§ **Data under study**
□ □ □

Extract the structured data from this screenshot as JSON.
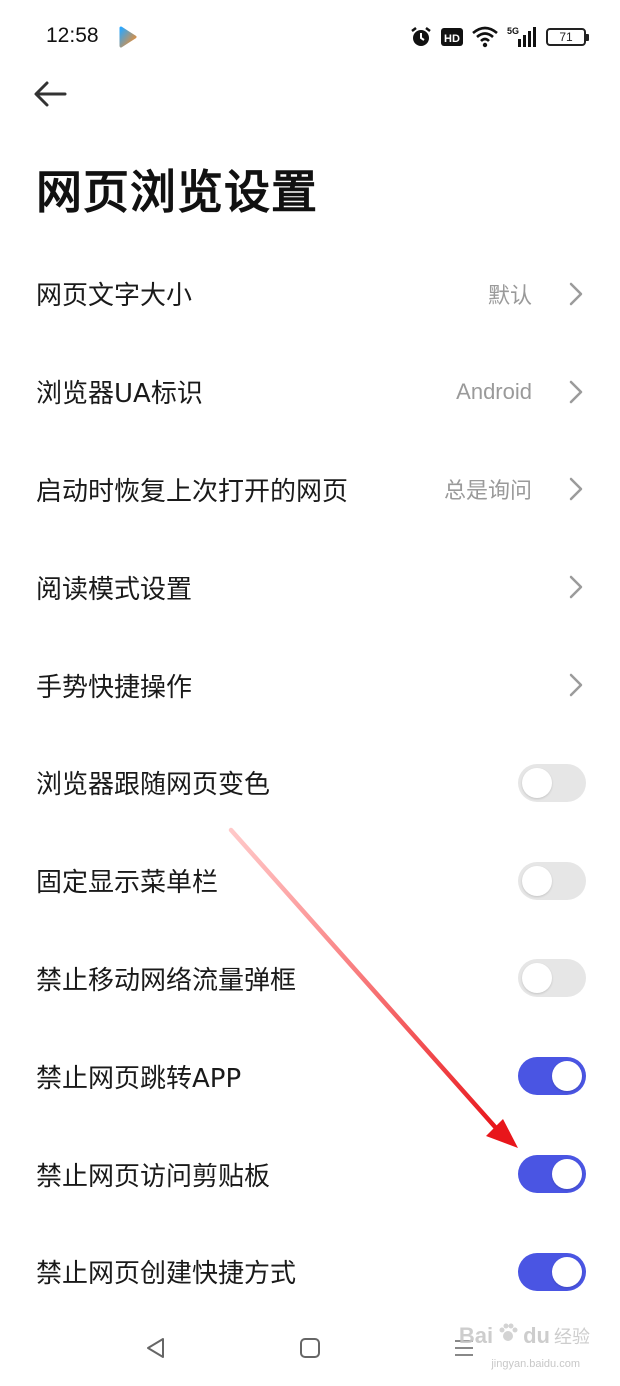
{
  "status_bar": {
    "time": "12:58",
    "app_icon": "play-arrow-icon",
    "icons": [
      "alarm-clock-icon",
      "hd-icon",
      "wifi-icon",
      "signal-5g-icon"
    ],
    "hd_label": "HD",
    "signal_label": "5G",
    "battery_level": "71"
  },
  "header": {
    "back_icon": "arrow-left-icon",
    "title": "网页浏览设置"
  },
  "settings": [
    {
      "label": "网页文字大小",
      "value": "默认",
      "type": "link"
    },
    {
      "label": "浏览器UA标识",
      "value": "Android",
      "type": "link"
    },
    {
      "label": "启动时恢复上次打开的网页",
      "value": "总是询问",
      "type": "link"
    },
    {
      "label": "阅读模式设置",
      "value": "",
      "type": "link"
    },
    {
      "label": "手势快捷操作",
      "value": "",
      "type": "link"
    },
    {
      "label": "浏览器跟随网页变色",
      "enabled": false,
      "type": "toggle"
    },
    {
      "label": "固定显示菜单栏",
      "enabled": false,
      "type": "toggle"
    },
    {
      "label": "禁止移动网络流量弹框",
      "enabled": false,
      "type": "toggle"
    },
    {
      "label": "禁止网页跳转APP",
      "enabled": true,
      "type": "toggle"
    },
    {
      "label": "禁止网页访问剪贴板",
      "enabled": true,
      "type": "toggle"
    },
    {
      "label": "禁止网页创建快捷方式",
      "enabled": true,
      "type": "toggle"
    }
  ],
  "colors": {
    "toggle_on": "#4a55e3",
    "toggle_off": "#e6e6e6",
    "annotation_arrow": "#e8161b"
  },
  "nav_bar": {
    "buttons": [
      "back-triangle-icon",
      "home-square-icon",
      "menu-lines-icon"
    ]
  },
  "watermark": {
    "brand": "Bai",
    "brand_suffix": "du",
    "cn": "经验",
    "url": "jingyan.baidu.com"
  }
}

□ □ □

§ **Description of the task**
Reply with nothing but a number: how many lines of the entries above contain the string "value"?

§ **Written answer**
5